The series of 140-character-or-less insults also included Silman’s phone number and e-mail address (with a typo) and a rallying cry to “Tell her what u think of snarky critics.” But Silman was out of town, isn’t on Twitter, and first learned about the controversy from a friend, she tells the LAT’s Jacket Copy. “There have been nine emails to me, all in support of my review and/or my right to review and all apologizing for Alice Hoffman’s perplexing behavior.” Silman adds, “I wouldn’t change anything about my review. I have written many reviews for The Globe and say what I believe, and, in this case, I praised her earlier work, which was clearly better. I’m sorry Alice could not take pride in the good things I said, and perhaps mull a little on the criticism.”

Hoffman issued an apology through Goldberg McDuffie, now saying that she was upset because she believes the review gave away the plot: “I feel this whole situation has been completely blown out of proportion. Of course I was dismayed by Roberta Silman’s review which gave away the plot of the novel, and in the heat of the moment I responded strongly and I wish I hadn’t. I’m sorry if I offended anyone. Reviewers are entitled to their opinions and that’s the name of the game in publishing.

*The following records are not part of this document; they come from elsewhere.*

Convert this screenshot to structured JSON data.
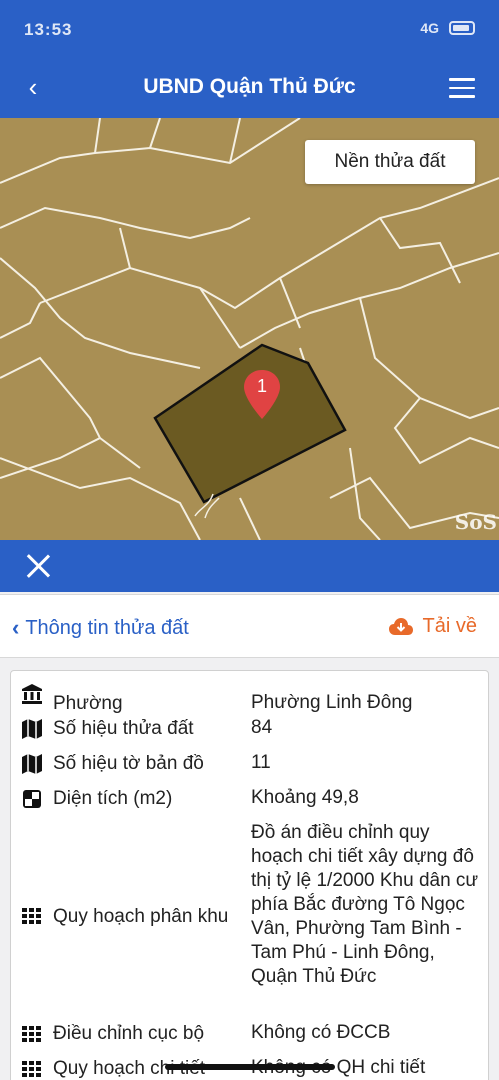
{
  "status": {
    "time": "13:53",
    "signal": "4G",
    "battery_icon": "battery-icon"
  },
  "nav": {
    "back_icon": "chevron-left-icon",
    "title": "UBND Quận Thủ Đức",
    "menu_icon": "hamburger-menu-icon"
  },
  "map": {
    "layer_button": "Nền thửa đất",
    "marker_label": "1",
    "watermark": "SoS"
  },
  "panel": {
    "close_icon": "close-icon",
    "back_label": "Thông tin thửa đất",
    "download_label": "Tải về"
  },
  "parcel": {
    "rows": [
      {
        "icon": "institution-icon",
        "label": "Phường",
        "value": "Phường Linh Đông"
      },
      {
        "icon": "map-icon",
        "label": "Số hiệu thửa đất",
        "value": "84"
      },
      {
        "icon": "map-icon",
        "label": "Số hiệu tờ bản đồ",
        "value": "11"
      },
      {
        "icon": "area-icon",
        "label": "Diện tích (m2)",
        "value": "Khoảng 49,8"
      },
      {
        "icon": "grid-icon",
        "label": "Quy hoạch phân khu",
        "value": "Đồ án điều chỉnh quy hoạch chi tiết xây dựng đô thị tỷ lệ 1/2000 Khu dân cư phía Bắc đường Tô Ngọc Vân, Phường Tam Bình - Tam Phú - Linh Đông, Quận Thủ Đức"
      },
      {
        "icon": "grid-icon",
        "label": "Điều chỉnh cục bộ",
        "value": "Không có ĐCCB"
      },
      {
        "icon": "grid-icon",
        "label": "Quy hoạch chi tiết",
        "value": "Không có QH chi tiết"
      }
    ]
  },
  "colors": {
    "primary": "#2a60c6",
    "map_bg": "#a98f54",
    "parcel_fill": "#6b5a22",
    "accent": "#e86a2a"
  }
}
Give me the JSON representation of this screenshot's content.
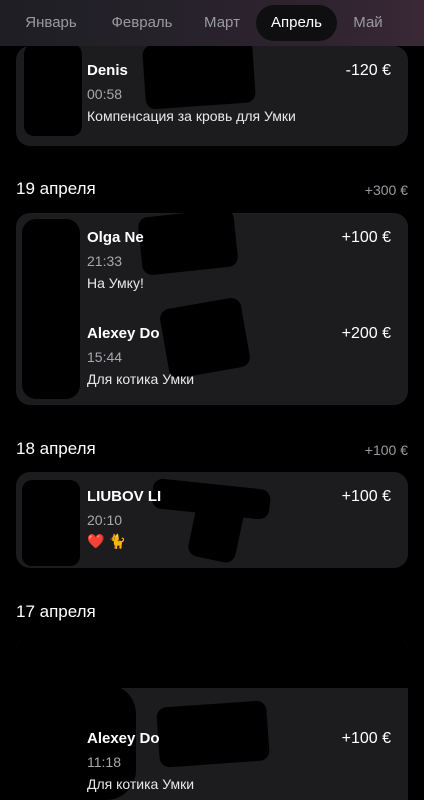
{
  "months": [
    {
      "label": "Январь"
    },
    {
      "label": "Февраль"
    },
    {
      "label": "Март"
    },
    {
      "label": "Апрель",
      "active": true
    },
    {
      "label": "Май"
    }
  ],
  "top_card": {
    "name": "Denis",
    "time": "00:58",
    "description": "Компенсация за кровь для Умки",
    "amount": "-120 €"
  },
  "groups": [
    {
      "date": "19 апреля",
      "total": "+300 €",
      "transactions": [
        {
          "name": "Olga Ne",
          "time": "21:33",
          "description": "На Умку!",
          "amount": "+100 €"
        },
        {
          "name": "Alexey Do",
          "time": "15:44",
          "description": "Для котика Умки",
          "amount": "+200 €"
        }
      ]
    },
    {
      "date": "18 апреля",
      "total": "+100 €",
      "transactions": [
        {
          "name": "LIUBOV LI",
          "time": "20:10",
          "description": "❤️ 🐈",
          "amount": "+100 €"
        }
      ]
    },
    {
      "date": "17 апреля",
      "total": "",
      "transactions": [
        {
          "name": "Alexey Do",
          "time": "11:18",
          "description": "Для котика Умки",
          "amount": "+100 €"
        }
      ]
    }
  ],
  "colors": {
    "background": "#000000",
    "card": "#1c1c1e",
    "secondary_text": "#9a9aa0",
    "active_tab": "#0f0f12"
  }
}
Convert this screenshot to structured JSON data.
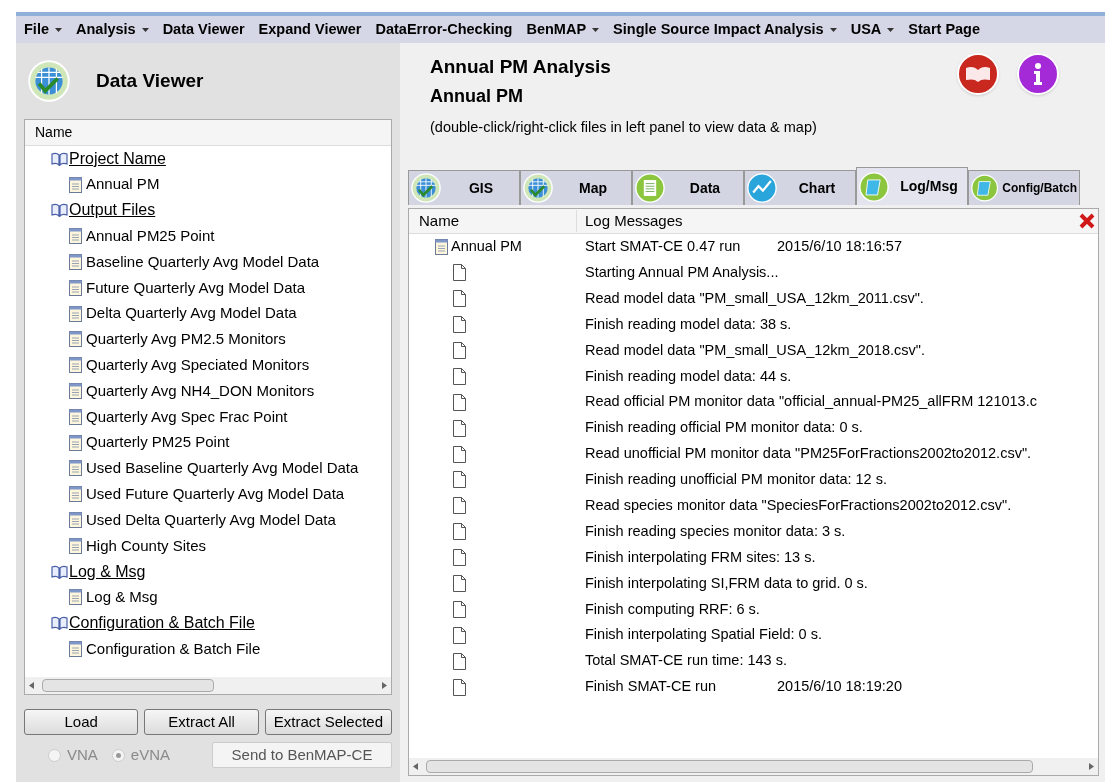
{
  "menu": [
    {
      "label": "File",
      "has_menu": true
    },
    {
      "label": "Analysis",
      "has_menu": true
    },
    {
      "label": "Data Viewer",
      "has_menu": false
    },
    {
      "label": "Expand Viewer",
      "has_menu": false
    },
    {
      "label": "DataError-Checking",
      "has_menu": false
    },
    {
      "label": "BenMAP",
      "has_menu": true
    },
    {
      "label": "Single Source Impact Analysis",
      "has_menu": true
    },
    {
      "label": "USA",
      "has_menu": true
    },
    {
      "label": "Start Page",
      "has_menu": false
    }
  ],
  "sidebar": {
    "title": "Data Viewer",
    "column": "Name",
    "tree": [
      {
        "label": "Project Name",
        "children": [
          {
            "label": "Annual PM"
          }
        ]
      },
      {
        "label": "Output Files",
        "children": [
          {
            "label": "Annual PM25 Point"
          },
          {
            "label": "Baseline Quarterly Avg Model Data"
          },
          {
            "label": "Future Quarterly Avg Model Data"
          },
          {
            "label": "Delta Quarterly Avg Model Data"
          },
          {
            "label": "Quarterly Avg PM2.5 Monitors"
          },
          {
            "label": "Quarterly Avg Speciated Monitors"
          },
          {
            "label": "Quarterly Avg NH4_DON Monitors"
          },
          {
            "label": "Quarterly Avg Spec Frac Point"
          },
          {
            "label": "Quarterly PM25 Point"
          },
          {
            "label": "Used Baseline Quarterly Avg Model Data"
          },
          {
            "label": "Used Future Quarterly Avg Model Data"
          },
          {
            "label": "Used Delta Quarterly Avg Model Data"
          },
          {
            "label": "High County Sites"
          }
        ]
      },
      {
        "label": "Log & Msg",
        "children": [
          {
            "label": "Log & Msg"
          }
        ]
      },
      {
        "label": "Configuration & Batch File",
        "children": [
          {
            "label": "Configuration & Batch File"
          }
        ]
      }
    ],
    "buttons": [
      "Load",
      "Extract All",
      "Extract Selected"
    ],
    "radios": [
      {
        "label": "VNA",
        "selected": false
      },
      {
        "label": "eVNA",
        "selected": true
      }
    ],
    "radios_disabled": true,
    "send_button": {
      "label": "Send to BenMAP-CE",
      "disabled": true
    }
  },
  "header": {
    "title": "Annual PM Analysis",
    "subtitle": "Annual PM",
    "hint": "(double-click/right-click files in left panel to view data & map)"
  },
  "tabs": [
    {
      "label": "GIS",
      "kind": "globe",
      "selected": false
    },
    {
      "label": "Map",
      "kind": "globe",
      "selected": false
    },
    {
      "label": "Data",
      "kind": "sheet",
      "selected": false
    },
    {
      "label": "Chart",
      "kind": "chart",
      "selected": false
    },
    {
      "label": "Log/Msg",
      "kind": "note",
      "selected": true
    },
    {
      "label": "Config/Batch",
      "kind": "note",
      "selected": false
    }
  ],
  "log": {
    "columns": [
      "Name",
      "Log Messages"
    ],
    "rows": [
      {
        "kind": "file",
        "name": "Annual PM",
        "message": "Start SMAT-CE 0.47 run",
        "time": "2015/6/10 18:16:57"
      },
      {
        "kind": "entry",
        "message": "Starting Annual PM Analysis..."
      },
      {
        "kind": "entry",
        "message": "Read model data \"PM_small_USA_12km_2011.csv\"."
      },
      {
        "kind": "entry",
        "message": "Finish reading model data: 38 s."
      },
      {
        "kind": "entry",
        "message": "Read model data \"PM_small_USA_12km_2018.csv\"."
      },
      {
        "kind": "entry",
        "message": "Finish reading model data: 44 s."
      },
      {
        "kind": "entry",
        "message": "Read official PM monitor data \"official_annual-PM25_allFRM 121013.c"
      },
      {
        "kind": "entry",
        "message": "Finish reading official PM monitor data: 0 s."
      },
      {
        "kind": "entry",
        "message": "Read unofficial PM monitor data \"PM25ForFractions2002to2012.csv\"."
      },
      {
        "kind": "entry",
        "message": "Finish reading unofficial PM monitor data: 12 s."
      },
      {
        "kind": "entry",
        "message": "Read species monitor data \"SpeciesForFractions2002to2012.csv\"."
      },
      {
        "kind": "entry",
        "message": "Finish reading species monitor data: 3 s."
      },
      {
        "kind": "entry",
        "message": "Finish interpolating FRM sites: 13 s."
      },
      {
        "kind": "entry",
        "message": "Finish interpolating SI,FRM data to grid. 0 s."
      },
      {
        "kind": "entry",
        "message": "Finish computing RRF: 6 s."
      },
      {
        "kind": "entry",
        "message": "Finish interpolating Spatial Field: 0 s."
      },
      {
        "kind": "entry",
        "message": "Total SMAT-CE run time: 143 s."
      },
      {
        "kind": "entry",
        "message": "Finish SMAT-CE run",
        "time": "2015/6/10 18:19:20"
      }
    ]
  }
}
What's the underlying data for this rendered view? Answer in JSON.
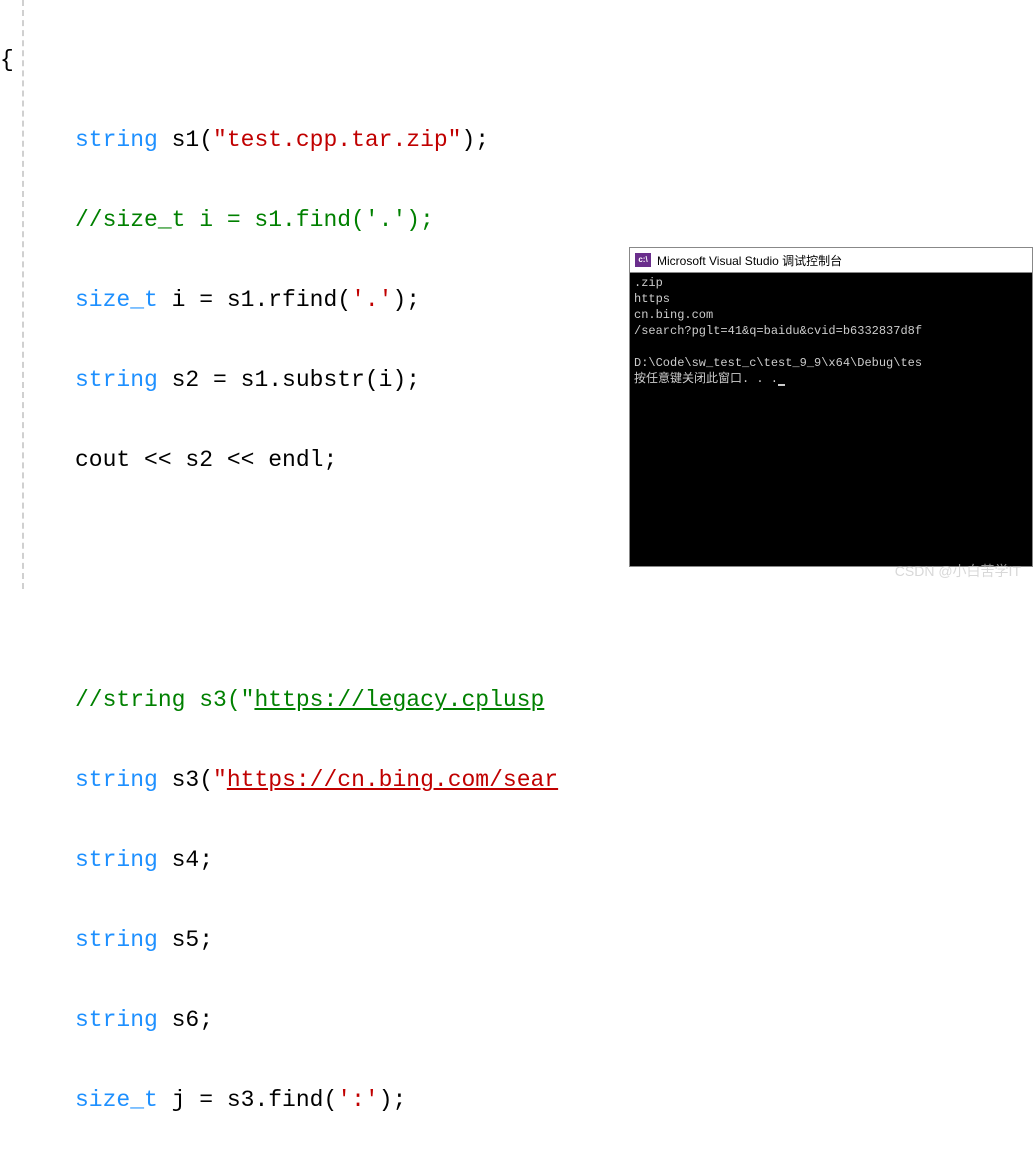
{
  "code": {
    "brace": "{",
    "l1_kw": "string",
    "l1_var": " s1(",
    "l1_str": "\"test.cpp.tar.zip\"",
    "l1_end": ");",
    "l2": "//size_t i = s1.find('.');",
    "l3_kw": "size_t",
    "l3_mid": " i = s1.rfind(",
    "l3_chr": "'.'",
    "l3_end": ");",
    "l4_kw": "string",
    "l4_rest": " s2 = s1.substr(i);",
    "l5": "cout << s2 << endl;",
    "l6_pre": "//string s3(\"",
    "l6_link": "https://legacy.cplusp",
    "l7_kw": "string",
    "l7_mid": " s3(",
    "l7_q": "\"",
    "l7_link": "https://cn.bing.com/sear",
    "l8_kw": "string",
    "l8_rest": " s4;",
    "l9_kw": "string",
    "l9_rest": " s5;",
    "l10_kw": "string",
    "l10_rest": " s6;",
    "l11_kw": "size_t",
    "l11_mid": " j = s3.find(",
    "l11_chr": "':'",
    "l11_end": ");"
  },
  "console": {
    "title": "Microsoft Visual Studio 调试控制台",
    "out1": ".zip",
    "out2": "https",
    "out3": "cn.bing.com",
    "out4": "/search?pglt=41&q=baidu&cvid=b6332837d8f",
    "blank": "",
    "out5": "D:\\Code\\sw_test_c\\test_9_9\\x64\\Debug\\tes",
    "out6": "按任意键关闭此窗口. . ."
  },
  "watermark": "CSDN @小白苦学IT"
}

I hope my readers understand that I didn’t mean to hurt anyone and I’m truly sorry if I did.”

Separately, Page Six notes that Hoffman also criticized blogger and reviewer Bethanne Kelly Patrick on Twitter after a Barnes & Noble panel discussion before “making up.”

The response to Hoffman doesn’t surprise me, but today I’ve been thinking it through and realize that I’m not exactly sure why it sounds so bad when a writer takes a reviewer to task. There’s little question in my mind that writers come out looking like losers when this happens, which is why I usually try to chant the mantra above. (I also try not to read the Amazon.com reviews but always fail.) But why should that be? Why the aroma of whine when we fight back?